CBS News is chronicling what has changed for the lives of Americans in 2020 amid the coronavirus pandemic.
Sarah Sporko’s life was starting to feel normal after the pandemic upended her last year of college. An aspiring museum curator, she had moved over an hour from home for a summer job at a museum in a former coal mining patch town in Northeastern Pennsylvania.
She hoped it would become a full-time position, but in July, on her third day of work, as COVID-19 cases rose in Luzerne County, the museum again delayed its opening and sent its staff home to work digitally. Now, with the museum still closed and her grant running out next week, Sporko doesn’t know what her future holds.
“If the museum’s going to be opening soon, which we all hope it will, then there’s a possibility I might be able to stay on,” she said. “Otherwise I’m not sure what’s going to happen.”
Provided by Sarah Sporko
In June, CBS News spoke with recent Pennsylvania college and high school graduates about how their plans had been altered by the pandemic as they entered new phases of their lives during the worst job market in nearly a century. Now, as jobs begin to return, and dozens of colleges in the state begin in-person classes, recent graduates say the future still feels uncertain but they’re getting used to not being able to make long-term plans.
Sporko, who graduated from Misericordia University in the spring, was spending her last semester of college in Washington as an intern at the National Archives when the pandemic sent her home to Carbondale. In the spring, she applied for positions at museums in the state, but when the pandemic shuttered them, hiring stalled.

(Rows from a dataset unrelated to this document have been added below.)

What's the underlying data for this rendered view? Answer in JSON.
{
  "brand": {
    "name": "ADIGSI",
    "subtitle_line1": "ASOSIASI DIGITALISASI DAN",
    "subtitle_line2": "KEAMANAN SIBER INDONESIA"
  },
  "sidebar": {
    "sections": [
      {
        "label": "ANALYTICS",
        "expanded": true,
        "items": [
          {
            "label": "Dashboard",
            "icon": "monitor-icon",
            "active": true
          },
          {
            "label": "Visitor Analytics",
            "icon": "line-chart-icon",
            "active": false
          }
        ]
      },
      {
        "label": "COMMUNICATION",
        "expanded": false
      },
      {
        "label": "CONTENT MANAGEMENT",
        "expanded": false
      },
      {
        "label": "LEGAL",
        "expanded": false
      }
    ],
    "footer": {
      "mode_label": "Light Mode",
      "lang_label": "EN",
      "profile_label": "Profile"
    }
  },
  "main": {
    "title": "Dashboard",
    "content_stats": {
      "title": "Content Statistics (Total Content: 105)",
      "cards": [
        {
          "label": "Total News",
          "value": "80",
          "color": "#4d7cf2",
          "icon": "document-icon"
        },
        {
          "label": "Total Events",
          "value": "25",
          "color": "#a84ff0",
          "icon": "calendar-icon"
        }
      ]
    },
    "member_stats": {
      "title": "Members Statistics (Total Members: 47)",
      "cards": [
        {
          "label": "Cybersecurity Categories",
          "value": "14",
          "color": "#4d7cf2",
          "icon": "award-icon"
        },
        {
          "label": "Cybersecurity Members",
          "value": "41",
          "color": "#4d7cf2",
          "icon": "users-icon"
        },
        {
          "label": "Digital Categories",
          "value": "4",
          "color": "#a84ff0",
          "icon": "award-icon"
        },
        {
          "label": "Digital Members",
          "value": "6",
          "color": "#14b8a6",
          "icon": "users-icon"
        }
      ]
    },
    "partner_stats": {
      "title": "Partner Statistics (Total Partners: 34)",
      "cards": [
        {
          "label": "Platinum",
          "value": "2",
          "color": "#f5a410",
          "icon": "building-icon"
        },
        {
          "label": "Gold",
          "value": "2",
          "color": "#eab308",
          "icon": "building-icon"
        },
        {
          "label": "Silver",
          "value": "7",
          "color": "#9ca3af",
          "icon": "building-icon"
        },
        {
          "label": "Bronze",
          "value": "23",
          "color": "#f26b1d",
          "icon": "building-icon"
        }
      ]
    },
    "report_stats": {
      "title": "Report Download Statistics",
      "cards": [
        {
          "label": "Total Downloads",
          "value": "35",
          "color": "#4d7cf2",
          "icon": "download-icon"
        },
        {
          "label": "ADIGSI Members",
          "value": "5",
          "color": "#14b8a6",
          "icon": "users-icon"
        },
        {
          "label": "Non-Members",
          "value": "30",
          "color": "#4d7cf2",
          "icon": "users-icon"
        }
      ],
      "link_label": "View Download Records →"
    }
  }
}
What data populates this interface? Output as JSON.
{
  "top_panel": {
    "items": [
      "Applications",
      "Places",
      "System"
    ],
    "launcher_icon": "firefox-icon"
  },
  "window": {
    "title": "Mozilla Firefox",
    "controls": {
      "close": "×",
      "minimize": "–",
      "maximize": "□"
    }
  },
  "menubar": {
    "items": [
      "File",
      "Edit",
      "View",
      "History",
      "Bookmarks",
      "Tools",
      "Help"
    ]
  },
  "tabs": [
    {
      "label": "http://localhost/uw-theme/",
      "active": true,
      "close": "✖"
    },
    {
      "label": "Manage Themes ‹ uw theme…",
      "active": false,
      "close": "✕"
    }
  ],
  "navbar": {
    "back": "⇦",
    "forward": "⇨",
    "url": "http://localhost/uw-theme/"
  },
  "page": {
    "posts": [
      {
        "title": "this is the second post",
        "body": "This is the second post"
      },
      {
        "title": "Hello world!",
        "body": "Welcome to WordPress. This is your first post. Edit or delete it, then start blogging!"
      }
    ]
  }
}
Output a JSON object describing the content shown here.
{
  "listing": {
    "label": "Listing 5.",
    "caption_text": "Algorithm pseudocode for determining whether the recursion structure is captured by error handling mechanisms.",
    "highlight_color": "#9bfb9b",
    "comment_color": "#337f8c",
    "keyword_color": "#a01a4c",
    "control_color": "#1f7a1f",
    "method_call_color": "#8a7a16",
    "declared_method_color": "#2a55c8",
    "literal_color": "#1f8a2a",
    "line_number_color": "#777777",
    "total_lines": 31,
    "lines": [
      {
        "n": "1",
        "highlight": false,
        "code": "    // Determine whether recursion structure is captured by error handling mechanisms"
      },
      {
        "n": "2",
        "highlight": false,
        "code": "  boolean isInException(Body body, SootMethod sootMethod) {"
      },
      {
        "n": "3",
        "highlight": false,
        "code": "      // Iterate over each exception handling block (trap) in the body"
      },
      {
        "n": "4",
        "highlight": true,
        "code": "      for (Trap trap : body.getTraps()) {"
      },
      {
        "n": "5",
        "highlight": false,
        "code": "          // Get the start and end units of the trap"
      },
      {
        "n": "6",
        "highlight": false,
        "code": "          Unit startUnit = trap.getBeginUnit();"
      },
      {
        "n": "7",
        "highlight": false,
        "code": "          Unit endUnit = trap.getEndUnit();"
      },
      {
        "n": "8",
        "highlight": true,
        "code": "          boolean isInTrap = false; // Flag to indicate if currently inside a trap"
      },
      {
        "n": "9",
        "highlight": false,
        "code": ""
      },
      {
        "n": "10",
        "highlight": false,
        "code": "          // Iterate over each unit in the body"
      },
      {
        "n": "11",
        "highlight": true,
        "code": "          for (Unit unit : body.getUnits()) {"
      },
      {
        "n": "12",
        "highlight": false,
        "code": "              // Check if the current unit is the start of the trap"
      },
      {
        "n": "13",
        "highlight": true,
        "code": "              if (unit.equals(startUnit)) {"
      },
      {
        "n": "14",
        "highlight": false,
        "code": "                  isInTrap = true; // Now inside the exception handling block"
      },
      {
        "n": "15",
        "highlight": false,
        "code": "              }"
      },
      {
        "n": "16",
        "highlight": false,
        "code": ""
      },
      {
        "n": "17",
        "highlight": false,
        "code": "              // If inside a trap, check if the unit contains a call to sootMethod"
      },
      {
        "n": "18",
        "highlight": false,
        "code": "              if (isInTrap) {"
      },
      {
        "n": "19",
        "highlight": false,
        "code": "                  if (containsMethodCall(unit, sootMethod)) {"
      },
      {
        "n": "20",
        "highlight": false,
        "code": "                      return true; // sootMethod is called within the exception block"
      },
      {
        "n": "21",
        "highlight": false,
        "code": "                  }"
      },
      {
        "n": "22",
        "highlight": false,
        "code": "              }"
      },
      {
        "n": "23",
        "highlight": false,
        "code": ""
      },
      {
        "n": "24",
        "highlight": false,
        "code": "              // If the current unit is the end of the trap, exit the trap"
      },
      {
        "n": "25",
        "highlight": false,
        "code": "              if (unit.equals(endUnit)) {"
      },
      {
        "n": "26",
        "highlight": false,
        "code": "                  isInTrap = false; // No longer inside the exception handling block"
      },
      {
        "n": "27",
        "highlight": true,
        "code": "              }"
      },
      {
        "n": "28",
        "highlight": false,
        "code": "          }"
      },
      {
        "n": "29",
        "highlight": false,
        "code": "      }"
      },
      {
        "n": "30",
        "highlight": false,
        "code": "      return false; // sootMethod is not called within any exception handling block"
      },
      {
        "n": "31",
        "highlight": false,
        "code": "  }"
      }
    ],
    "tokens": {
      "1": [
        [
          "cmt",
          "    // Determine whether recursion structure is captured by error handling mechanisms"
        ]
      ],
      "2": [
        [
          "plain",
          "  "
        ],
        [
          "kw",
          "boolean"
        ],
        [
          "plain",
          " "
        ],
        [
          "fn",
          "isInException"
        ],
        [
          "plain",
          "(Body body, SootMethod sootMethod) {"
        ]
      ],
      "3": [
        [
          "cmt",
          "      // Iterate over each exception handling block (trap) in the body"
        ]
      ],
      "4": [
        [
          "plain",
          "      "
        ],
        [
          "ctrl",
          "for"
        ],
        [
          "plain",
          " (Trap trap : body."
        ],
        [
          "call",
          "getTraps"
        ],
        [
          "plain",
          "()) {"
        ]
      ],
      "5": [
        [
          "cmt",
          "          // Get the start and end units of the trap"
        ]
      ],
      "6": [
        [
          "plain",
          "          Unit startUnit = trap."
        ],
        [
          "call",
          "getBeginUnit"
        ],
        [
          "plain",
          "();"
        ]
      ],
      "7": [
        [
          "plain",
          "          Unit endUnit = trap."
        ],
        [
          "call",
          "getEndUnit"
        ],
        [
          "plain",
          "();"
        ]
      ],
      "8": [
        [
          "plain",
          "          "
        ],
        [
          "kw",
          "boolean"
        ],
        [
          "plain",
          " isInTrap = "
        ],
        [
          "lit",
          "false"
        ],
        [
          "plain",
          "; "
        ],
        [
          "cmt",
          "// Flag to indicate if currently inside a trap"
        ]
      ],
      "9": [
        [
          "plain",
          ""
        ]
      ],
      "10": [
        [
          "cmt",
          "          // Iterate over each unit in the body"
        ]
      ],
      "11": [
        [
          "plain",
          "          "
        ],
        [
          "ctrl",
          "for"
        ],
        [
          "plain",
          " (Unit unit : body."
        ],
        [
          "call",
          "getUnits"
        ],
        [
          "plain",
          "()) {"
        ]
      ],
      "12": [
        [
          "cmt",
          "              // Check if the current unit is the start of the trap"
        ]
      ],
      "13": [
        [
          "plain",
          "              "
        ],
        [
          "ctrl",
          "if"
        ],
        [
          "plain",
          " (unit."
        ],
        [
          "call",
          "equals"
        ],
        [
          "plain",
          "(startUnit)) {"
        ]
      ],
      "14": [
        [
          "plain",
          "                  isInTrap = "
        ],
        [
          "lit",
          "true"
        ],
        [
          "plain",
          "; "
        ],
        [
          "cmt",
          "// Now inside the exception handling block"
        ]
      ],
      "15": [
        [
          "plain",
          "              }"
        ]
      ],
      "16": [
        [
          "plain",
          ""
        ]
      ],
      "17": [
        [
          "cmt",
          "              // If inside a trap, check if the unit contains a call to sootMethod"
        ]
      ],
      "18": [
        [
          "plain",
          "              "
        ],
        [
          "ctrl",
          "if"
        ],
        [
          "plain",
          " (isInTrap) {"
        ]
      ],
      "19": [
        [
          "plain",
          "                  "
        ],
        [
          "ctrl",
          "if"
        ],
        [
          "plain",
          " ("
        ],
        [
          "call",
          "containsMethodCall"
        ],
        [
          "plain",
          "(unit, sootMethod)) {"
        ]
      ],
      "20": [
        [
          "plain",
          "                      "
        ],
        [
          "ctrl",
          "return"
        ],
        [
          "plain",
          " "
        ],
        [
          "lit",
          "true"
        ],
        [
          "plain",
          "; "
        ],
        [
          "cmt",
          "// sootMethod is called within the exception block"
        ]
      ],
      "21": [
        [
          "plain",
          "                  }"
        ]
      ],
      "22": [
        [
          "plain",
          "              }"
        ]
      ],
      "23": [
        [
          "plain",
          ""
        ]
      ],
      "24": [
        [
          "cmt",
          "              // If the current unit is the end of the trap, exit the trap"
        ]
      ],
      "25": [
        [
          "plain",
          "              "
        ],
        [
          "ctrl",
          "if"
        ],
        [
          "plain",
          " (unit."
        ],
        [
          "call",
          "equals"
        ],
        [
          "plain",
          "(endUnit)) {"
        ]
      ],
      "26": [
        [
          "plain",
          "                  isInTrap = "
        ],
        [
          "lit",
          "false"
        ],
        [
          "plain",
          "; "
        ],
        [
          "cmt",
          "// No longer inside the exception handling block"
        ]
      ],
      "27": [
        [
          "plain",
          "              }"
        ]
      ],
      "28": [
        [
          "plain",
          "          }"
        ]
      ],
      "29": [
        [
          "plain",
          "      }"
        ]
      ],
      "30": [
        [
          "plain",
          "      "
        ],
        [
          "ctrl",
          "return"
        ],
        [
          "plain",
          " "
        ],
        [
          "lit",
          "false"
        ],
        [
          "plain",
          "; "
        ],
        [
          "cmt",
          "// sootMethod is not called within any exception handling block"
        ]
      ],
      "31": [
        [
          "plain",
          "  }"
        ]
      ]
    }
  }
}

She had interned the summer before at the Weatherly, Pennsylvania, Eckley Miners’ Village Museum, a 19th-century coal patch town she said is “frozen in time” and portrays the difficult lives of Pennsylvanians who worked in mines. In late May, without a job, Sporko received some good news — a summer grant from the patch town museum materialized. But the state-run museum still hasn’t reopened to the public, and Sporko worries a full-time job might not become available, since museums across the country are continuing to struggle with shutdowns and lower traffic.
In a June survey of over 750 museum directors in the U.S. by Dynamic Benchmarking, 44% said they had laid off or furloughed some staff, and one-third were not confident their museums could survive 16 months without financial assistance.
“I’m kind of just kind of getting used to living with this uncertainty, which is really sad because we shouldn’t have to live with uncertainty in our lives,” she said. “Every week, we should know what to expect the next week instead of our lives changing from week to week. So I’m just trying to do my best and try to do it week-to-week, day-to-day.”
Whether or not the museum job works out, Sporko is locked into an apartment lease near the patch town museum for nearly a year longer. She has a part-time job as a shift manager at a local CVS to fall back on and said she could pick up more shifts to cover rent and expenses if the museum doesn’t offer her a full-time job. But she said that would put her career on hold.
“I’m regrouping again and looking to see what other opportunities are out there. I’m trying to broaden my field,” Sporko said. “I think eventually there’ll be a way for the museum to reopen. But right now I’m in a holding pattern.”
In any case, she’s grown sanguine about the unexpected changes the pandemic continues to bring.
“It’s very uneasy, but it’s the world. This is how it’s been for the last two months,” Sporko said. “So you get used to it after a little bit.”